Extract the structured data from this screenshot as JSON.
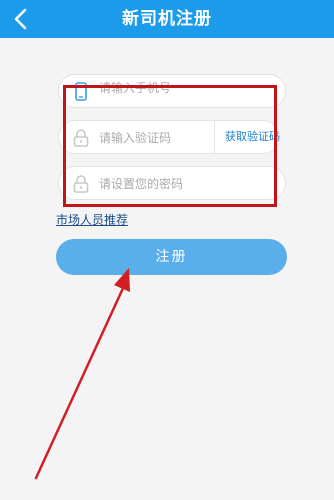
{
  "header": {
    "title": "新司机注册",
    "back_icon": "chevron-left-icon"
  },
  "form": {
    "phone_placeholder": "请输入手机号",
    "code_placeholder": "请输入验证码",
    "get_code_label": "获取验证码",
    "password_placeholder": "请设置您的密码"
  },
  "links": {
    "recommend_label": "市场人员推荐"
  },
  "buttons": {
    "register_label": "注册"
  },
  "colors": {
    "header": "#1b9be9",
    "button": "#5aaee9",
    "annotation": "#c0161b"
  }
}
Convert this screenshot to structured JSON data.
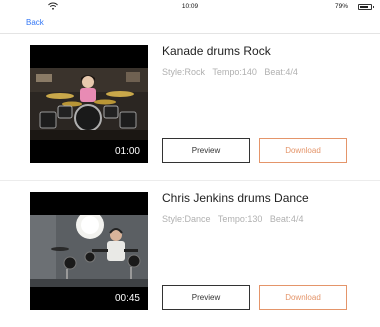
{
  "status_bar": {
    "time": "10:09",
    "battery": "79%"
  },
  "nav": {
    "back_label": "Back"
  },
  "songs": [
    {
      "title": "Kanade drums Rock",
      "style": "Style:Rock",
      "tempo": "Tempo:140",
      "beat": "Beat:4/4",
      "duration": "01:00",
      "preview_label": "Preview",
      "download_label": "Download"
    },
    {
      "title": "Chris Jenkins drums Dance",
      "style": "Style:Dance",
      "tempo": "Tempo:130",
      "beat": "Beat:4/4",
      "duration": "00:45",
      "preview_label": "Preview",
      "download_label": "Download"
    }
  ],
  "colors": {
    "back_link": "#3478f6",
    "download_accent": "#e4956a"
  }
}
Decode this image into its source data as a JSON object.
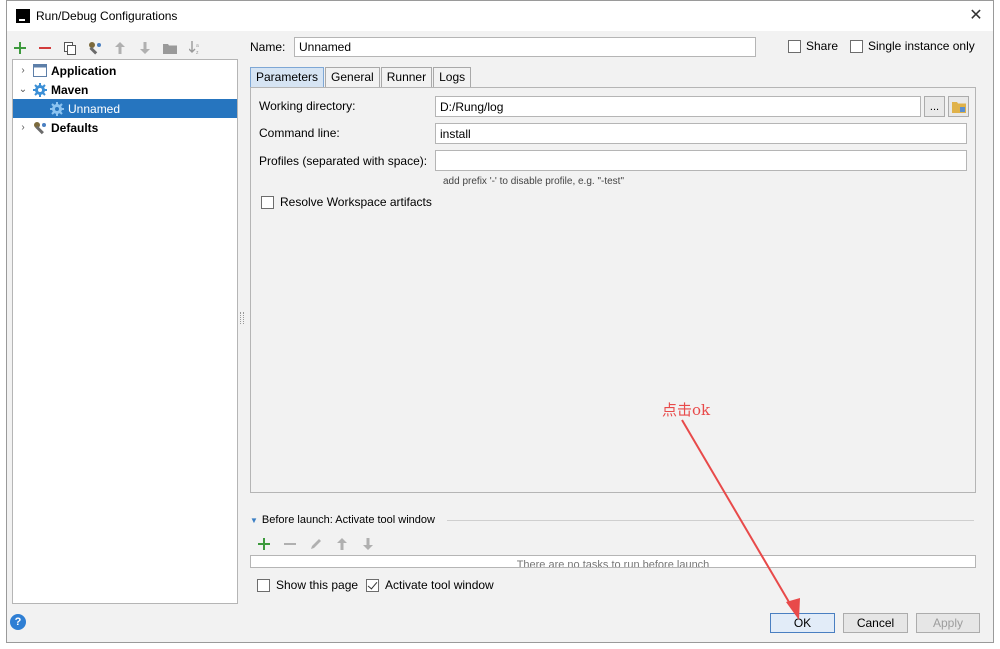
{
  "window": {
    "title": "Run/Debug Configurations"
  },
  "tree": {
    "items": [
      {
        "label": "Application",
        "expanded": false
      },
      {
        "label": "Maven",
        "expanded": true
      },
      {
        "label": "Unnamed",
        "selected": true
      },
      {
        "label": "Defaults",
        "expanded": false
      }
    ]
  },
  "form": {
    "name_label": "Name:",
    "name_value": "Unnamed",
    "share_label": "Share",
    "single_instance_label": "Single instance only",
    "tabs": [
      "Parameters",
      "General",
      "Runner",
      "Logs"
    ],
    "working_directory_label": "Working directory:",
    "working_directory_value": "D:/Rung/log",
    "browse_label": "...",
    "command_line_label": "Command line:",
    "command_line_value": "install",
    "profiles_label": "Profiles (separated with space):",
    "profiles_value": "",
    "profiles_hint": "add prefix '-' to disable profile, e.g. \"-test\"",
    "resolve_workspace_label": "Resolve Workspace artifacts"
  },
  "before_launch": {
    "header": "Before launch: Activate tool window",
    "empty_text": "There are no tasks to run before launch",
    "show_page_label": "Show this page",
    "show_page_checked": false,
    "activate_tool_window_label": "Activate tool window",
    "activate_tool_window_checked": true
  },
  "buttons": {
    "ok": "OK",
    "cancel": "Cancel",
    "apply": "Apply",
    "help": "?"
  },
  "annotation": {
    "text": "点击ok",
    "color": "#e84a4a"
  },
  "colors": {
    "selection": "#2675bf",
    "accent_green": "#3d9a3d",
    "accent_red": "#d23c3c"
  }
}
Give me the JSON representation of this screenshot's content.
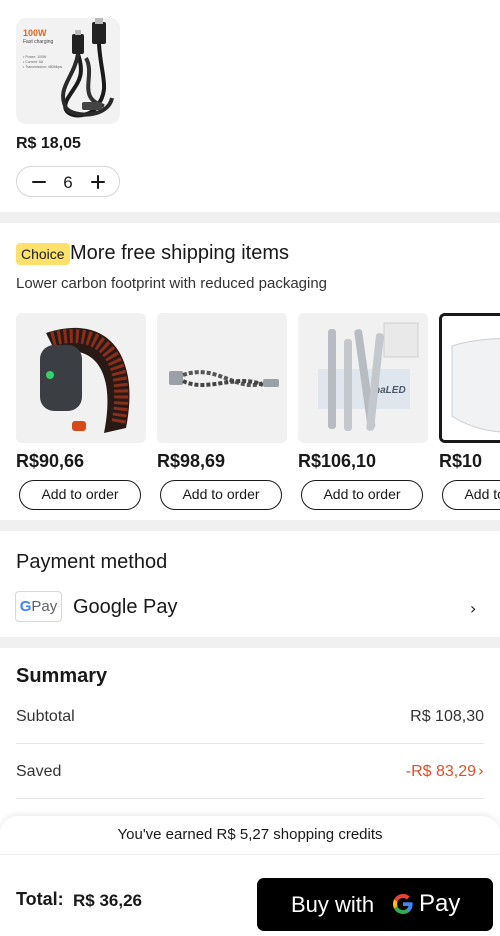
{
  "cart_item": {
    "thumb_title": "100W",
    "thumb_subtitle": "Fast charging",
    "thumb_specs": [
      "• Power: 100W",
      "• Current: 5A",
      "• Transmission: 480Mbps"
    ],
    "price": "R$ 18,05",
    "quantity": "6"
  },
  "free_shipping": {
    "badge": "Choice",
    "title": "More free shipping items",
    "subtitle": "Lower carbon footprint with reduced packaging",
    "products": [
      {
        "price": "R$90,66",
        "button": "Add to order"
      },
      {
        "price": "R$98,69",
        "button": "Add to order"
      },
      {
        "price": "R$106,10",
        "button": "Add to order"
      },
      {
        "price": "R$10",
        "button": "Add to order"
      }
    ]
  },
  "payment": {
    "title": "Payment method",
    "logo_g": "G",
    "logo_pay": "Pay",
    "method": "Google Pay"
  },
  "summary": {
    "title": "Summary",
    "subtotal_label": "Subtotal",
    "subtotal_value": "R$ 108,30",
    "saved_label": "Saved",
    "saved_value": "-R$ 83,29"
  },
  "credits_text": "You've earned R$ 5,27 shopping credits",
  "footer": {
    "total_label": "Total:",
    "total_value": "R$ 36,26",
    "buy_label": "Buy with",
    "buy_pay": "Pay"
  },
  "colors": {
    "accent_red": "#e0502b",
    "choice_yellow": "#fde16a",
    "buy_button": "#000000"
  }
}
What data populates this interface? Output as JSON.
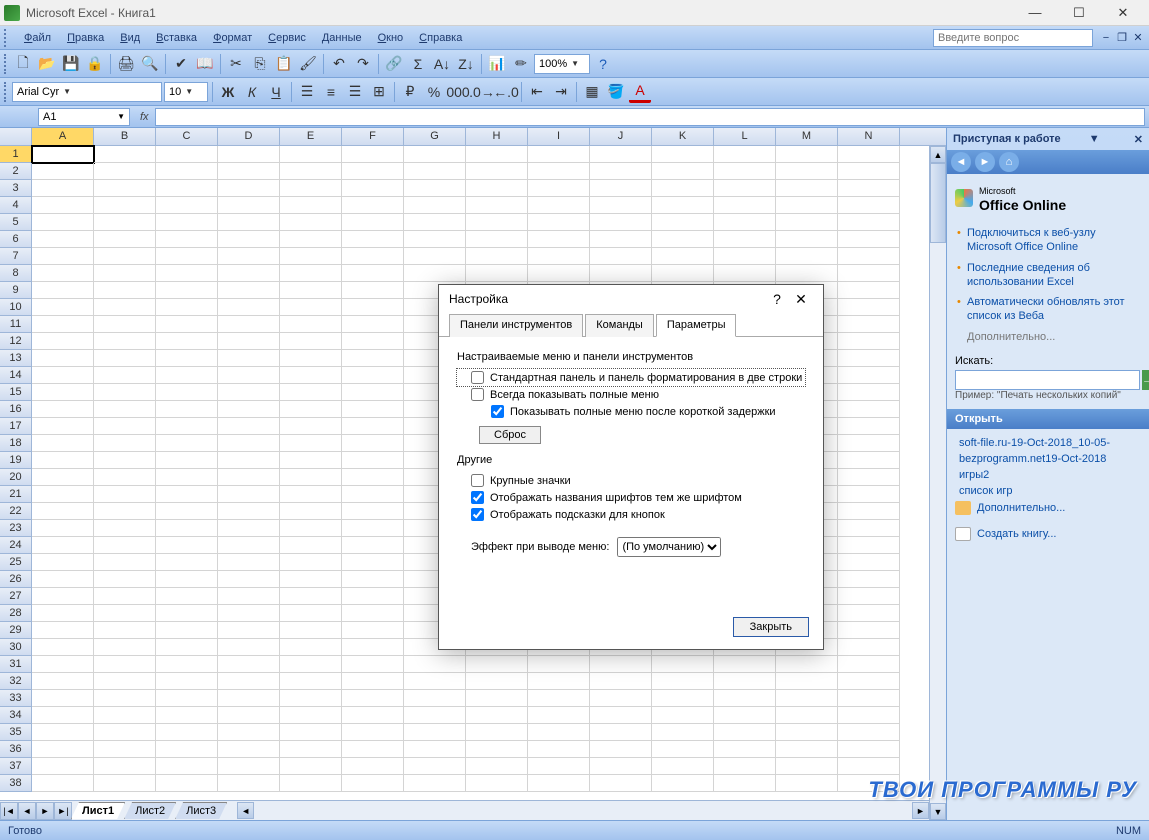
{
  "window": {
    "title": "Microsoft Excel - Книга1"
  },
  "menu": {
    "items": [
      "Файл",
      "Правка",
      "Вид",
      "Вставка",
      "Формат",
      "Сервис",
      "Данные",
      "Окно",
      "Справка"
    ],
    "ask_placeholder": "Введите вопрос"
  },
  "toolbar2": {
    "font": "Arial Cyr",
    "size": "10",
    "zoom": "100%"
  },
  "namebox": "A1",
  "columns": [
    "A",
    "B",
    "C",
    "D",
    "E",
    "F",
    "G",
    "H",
    "I",
    "J",
    "K",
    "L",
    "M",
    "N"
  ],
  "rowcount": 38,
  "active_cell": {
    "row": 1,
    "col": 0
  },
  "sheets": {
    "tabs": [
      "Лист1",
      "Лист2",
      "Лист3"
    ],
    "active": 0
  },
  "taskpane": {
    "title": "Приступая к работе",
    "office_label_1": "Microsoft",
    "office_label_2": "Office Online",
    "links": [
      "Подключиться к веб-узлу Microsoft Office Online",
      "Последние сведения об использовании Excel",
      "Автоматически обновлять этот список из Веба"
    ],
    "more": "Дополнительно...",
    "search_label": "Искать:",
    "example": "Пример: \"Печать нескольких копий\"",
    "open_header": "Открыть",
    "files": [
      "soft-file.ru-19-Oct-2018_10-05-",
      "bezprogramm.net19-Oct-2018",
      "игры2",
      "список игр"
    ],
    "more_files": "Дополнительно...",
    "create": "Создать книгу..."
  },
  "dialog": {
    "title": "Настройка",
    "tabs": [
      "Панели инструментов",
      "Команды",
      "Параметры"
    ],
    "active_tab": 2,
    "group1_label": "Настраиваемые меню и панели инструментов",
    "chk_two_rows": "Стандартная панель и панель форматирования в две строки",
    "chk_full_menus": "Всегда показывать полные меню",
    "chk_after_delay": "Показывать полные меню после короткой задержки",
    "reset_btn": "Сброс",
    "group2_label": "Другие",
    "chk_large_icons": "Крупные значки",
    "chk_font_names": "Отображать названия шрифтов тем же шрифтом",
    "chk_tooltips": "Отображать подсказки для кнопок",
    "effect_label": "Эффект при выводе меню:",
    "effect_value": "(По умолчанию)",
    "close_btn": "Закрыть"
  },
  "statusbar": {
    "ready": "Готово",
    "num": "NUM"
  },
  "watermark": "ТВОИ ПРОГРАММЫ РУ"
}
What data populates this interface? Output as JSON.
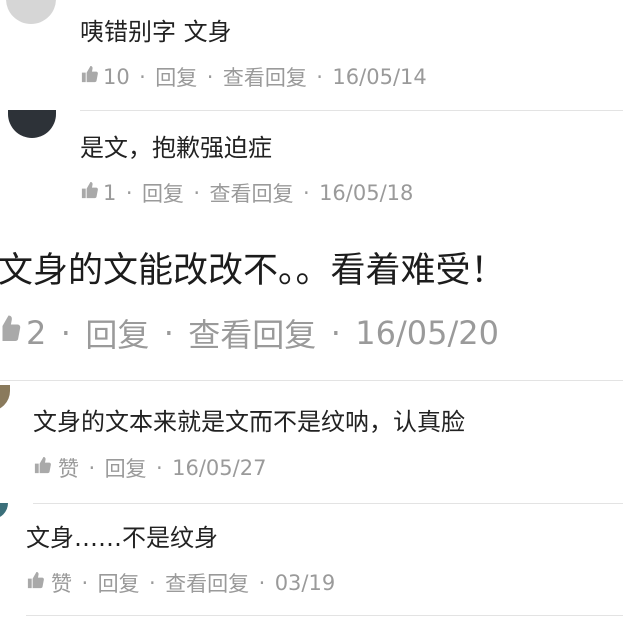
{
  "separator": "·",
  "comments": [
    {
      "text": "咦错别字 文身",
      "likes": "10",
      "reply": "回复",
      "view_replies": "查看回复",
      "date": "16/05/14"
    },
    {
      "text": "是文，抱歉强迫症",
      "likes": "1",
      "reply": "回复",
      "view_replies": "查看回复",
      "date": "16/05/18"
    },
    {
      "text": "文身的文能改改不。。看着难受！",
      "likes": "2",
      "reply": "回复",
      "view_replies": "查看回复",
      "date": "16/05/20"
    },
    {
      "text": "文身的文本来就是文而不是纹呐，认真脸",
      "likes": "赞",
      "reply": "回复",
      "date": "16/05/27"
    },
    {
      "text": "文身……不是纹身",
      "likes": "赞",
      "reply": "回复",
      "view_replies": "查看回复",
      "date": "03/19"
    }
  ],
  "colors": {
    "text": "#222222",
    "meta": "#9a9a9a",
    "divider": "#e3e3e3"
  },
  "icons": {
    "like": "thumbs-up-icon"
  }
}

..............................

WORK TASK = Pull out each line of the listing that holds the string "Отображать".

FINISHED TASK =
    "chk_font_names": "Отображать названия шрифтов тем же шрифтом",
    "chk_tooltips": "Отображать подсказки для кнопок",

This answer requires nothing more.